### Cartesian product (redux)

In this blog post we looked at programs to compute Cartesian Products. One algorithm (given here in OCaml) if you recall is

let prod l r = let g acc a = let f acc x = (a, x) :: acc in List.fold_left f acc r in List.fold_left g [] l |> List.rev

In that earlier post I translated the above program into C++. This time I'm doing the same straightforward translation but using the Boost.MPL library to compute such products at **compile time**. It looks like this:

#include <boost/mpl/pair.hpp> #include <boost/mpl/vector.hpp> #include <boost/mpl/push_front.hpp> #include <boost/mpl/fold.hpp> #include <boost/mpl/reverse.hpp> #include <boost/mpl/placeholders.hpp> using namespace boost::mpl::placeholders; template <class L, class R> struct product { struct g { template <class AccT, class A> struct apply { typedef typename boost::mpl::fold < R, AccT , boost::mpl::push_front<_1, boost::mpl::pair<A, _2> > >::type type; }; }; typedef typename boost::mpl::reverse < typename boost::mpl::fold < L, boost::mpl::vector<>, g>::type>::type type; };The translation proceeds almost mechanically! Does it work though? You betcha!
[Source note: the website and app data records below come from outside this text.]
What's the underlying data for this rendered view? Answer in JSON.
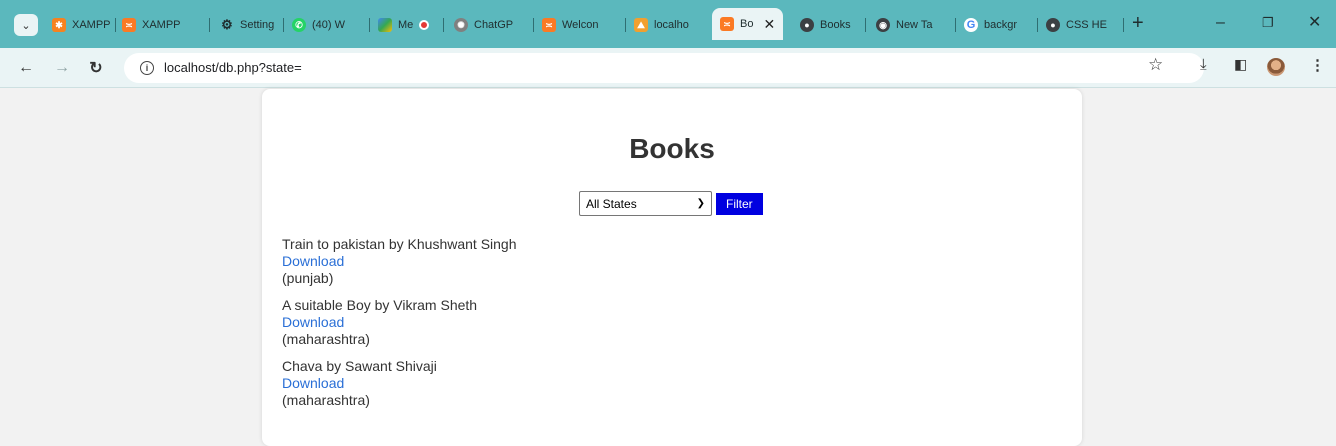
{
  "tabs": [
    {
      "label": "XAMPP",
      "icon": "xampp-icon",
      "color": "#f58220"
    },
    {
      "label": "XAMPP",
      "icon": "xampp-icon",
      "color": "#fb7a24"
    },
    {
      "label": "Setting",
      "icon": "gear-icon",
      "color": "#1f2d2e"
    },
    {
      "label": "(40) W",
      "icon": "whatsapp-icon",
      "color": "#25d366"
    },
    {
      "label": "Me",
      "icon": "meet-icon",
      "color": "#34a853"
    },
    {
      "label": "ChatGP",
      "icon": "chatgpt-icon",
      "color": "#808080"
    },
    {
      "label": "Welcon",
      "icon": "xampp-icon",
      "color": "#fb7a24"
    },
    {
      "label": "localho",
      "icon": "phpmyadmin-icon",
      "color": "#f0a030"
    },
    {
      "label": "Bo",
      "icon": "xampp-icon",
      "color": "#fb7a24",
      "active": true
    },
    {
      "label": "Books",
      "icon": "globe-icon",
      "color": "#3c4043"
    },
    {
      "label": "New Ta",
      "icon": "chrome-icon",
      "color": "#3c4043"
    },
    {
      "label": "backgr",
      "icon": "google-icon",
      "color": "#4285f4"
    },
    {
      "label": "CSS HE",
      "icon": "globe-icon",
      "color": "#3c4043"
    }
  ],
  "address_bar": {
    "url": "localhost/db.php?state="
  },
  "page": {
    "title": "Books",
    "filter": {
      "selected": "All States",
      "button_label": "Filter"
    },
    "books": [
      {
        "title_author": "Train to pakistan by Khushwant Singh",
        "link": "Download",
        "state": "(punjab)"
      },
      {
        "title_author": "A suitable Boy by Vikram Sheth",
        "link": "Download",
        "state": "(maharashtra)"
      },
      {
        "title_author": "Chava by Sawant Shivaji",
        "link": "Download",
        "state": "(maharashtra)"
      }
    ]
  },
  "colors": {
    "tabstrip": "#5bb8bd",
    "toolbar": "#eaf4f5",
    "filter_button": "#0000e0",
    "link": "#2a6fd6"
  }
}
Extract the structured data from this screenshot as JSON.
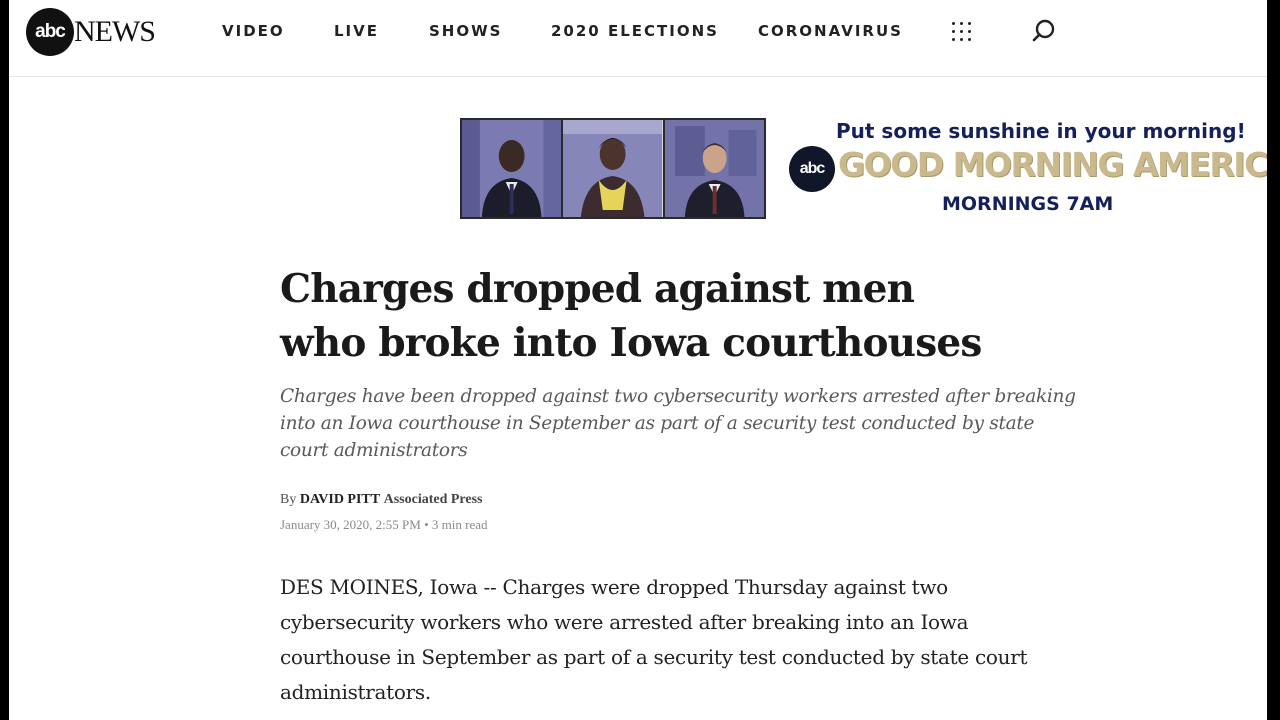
{
  "header": {
    "logo": {
      "mark": "abc",
      "word": "NEWS"
    },
    "nav": [
      "VIDEO",
      "LIVE",
      "SHOWS",
      "2020 ELECTIONS",
      "CORONAVIRUS"
    ],
    "icons": {
      "menu": "grid-menu-icon",
      "search": "search-icon"
    }
  },
  "ad": {
    "tagline": "Put some sunshine in your morning!",
    "logo_mark": "abc",
    "show": "GOOD MORNING AMERICA",
    "schedule": "MORNINGS 7AM",
    "colors": {
      "navy": "#15205a",
      "gold": "#c9b98c",
      "photo_tint": "#6f6fa8"
    }
  },
  "article": {
    "headline": "Charges dropped against men who broke into Iowa courthouses",
    "dek": "Charges have been dropped against two cybersecurity workers arrested after breaking into an Iowa courthouse in September as part of a security test conducted by state court administrators",
    "byline": {
      "by": "By",
      "author": "DAVID PITT",
      "source": "Associated Press"
    },
    "date": "January 30, 2020, 2:55 PM",
    "read_time": "3 min read",
    "body": "DES MOINES, Iowa -- Charges were dropped Thursday against two cybersecurity workers who were arrested after breaking into an Iowa courthouse in September as part of a security test conducted by state court administrators."
  }
}
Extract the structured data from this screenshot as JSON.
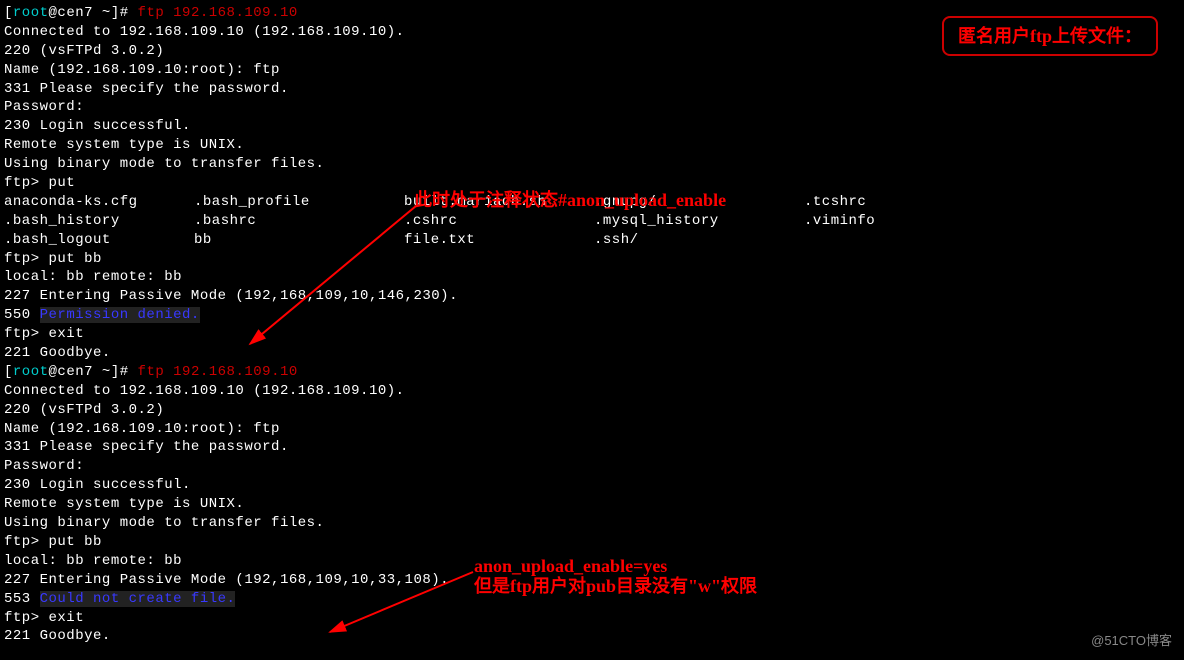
{
  "prompt1": {
    "bracket_open": "[",
    "user": "root",
    "host": "@cen7 ~",
    "bracket_close": "]# ",
    "command": "ftp 192.168.109.10"
  },
  "session1": {
    "connected": "Connected to 192.168.109.10 (192.168.109.10).",
    "version": "220 (vsFTPd 3.0.2)",
    "nameprompt": "Name (192.168.109.10:root): ftp",
    "specify_pass": "331 Please specify the password.",
    "password": "Password:",
    "login_ok": "230 Login successful.",
    "system_type": "Remote system type is UNIX.",
    "binary_mode": "Using binary mode to transfer files.",
    "ftp_put": "ftp> put",
    "ftp_put_bb": "ftp> put bb",
    "local_remote": "local: bb remote: bb",
    "passive": "227 Entering Passive Mode (192,168,109,10,146,230).",
    "err_code": "550 ",
    "err_msg": "Permission denied.",
    "exit": "ftp> exit",
    "goodbye": "221 Goodbye."
  },
  "listing": {
    "r1c1": "anaconda-ks.cfg",
    "r1c2": ".bash_profile",
    "r1c3": "built.mariadb.sh",
    "r1c4": ".gnupg/",
    "r1c5": ".tcshrc",
    "r2c1": ".bash_history",
    "r2c2": ".bashrc",
    "r2c3": ".cshrc",
    "r2c4": ".mysql_history",
    "r2c5": ".viminfo",
    "r3c1": ".bash_logout",
    "r3c2": "bb",
    "r3c3": "file.txt",
    "r3c4": ".ssh/"
  },
  "prompt2": {
    "bracket_open": "[",
    "user": "root",
    "host": "@cen7 ~",
    "bracket_close": "]# ",
    "command": "ftp 192.168.109.10"
  },
  "session2": {
    "connected": "Connected to 192.168.109.10 (192.168.109.10).",
    "version": "220 (vsFTPd 3.0.2)",
    "nameprompt": "Name (192.168.109.10:root): ftp",
    "specify_pass": "331 Please specify the password.",
    "password": "Password:",
    "login_ok": "230 Login successful.",
    "system_type": "Remote system type is UNIX.",
    "binary_mode": "Using binary mode to transfer files.",
    "ftp_put_bb": "ftp> put bb",
    "local_remote": "local: bb remote: bb",
    "passive": "227 Entering Passive Mode (192,168,109,10,33,108).",
    "err_code": "553 ",
    "err_msg": "Could not create file.",
    "exit": "ftp> exit",
    "goodbye": "221 Goodbye."
  },
  "annotations": {
    "box": "匿名用户ftp上传文件：",
    "ann1": "此时处于注释状态#anon_upload_enable",
    "ann2": "anon_upload_enable=yes",
    "ann3": "但是ftp用户对pub目录没有\"w\"权限"
  },
  "watermark": "@51CTO博客"
}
Here's a test we can convince ourselves with:

#include <boost/mpl/equal.hpp> #include <boost/mpl/for_each.hpp> #include <boost/mpl/int.hpp> #include <iostream> using namespace boost::mpl; typedef vector<int_<1>, int_<2> > A; typedef vector<int_<3>, int_<4>, int_<5> > B; typedef product <A, B>::type result; BOOST_MPL_ASSERT(( equal< result , vector< pair<int_<1>, int_<3> > , pair<int_<1>, int_<4> > , pair<int_<1>, int_<5> > , pair<int_<2>, int_<3> > , pair<int_<2>, int_<4> > , pair<int_<2>, int_<5> > > > )); struct print_class_name { template <typename T> void operator()( T t ) const { std::cout << typeid(t).name() << " "; } }; int main () { boost::mpl::for_each<result>(print_class_name()); return 0; }The takeaway is, learning yourself some functional programming is a great way to improve your template meta-programming fu! (That of course should come as no surprise... )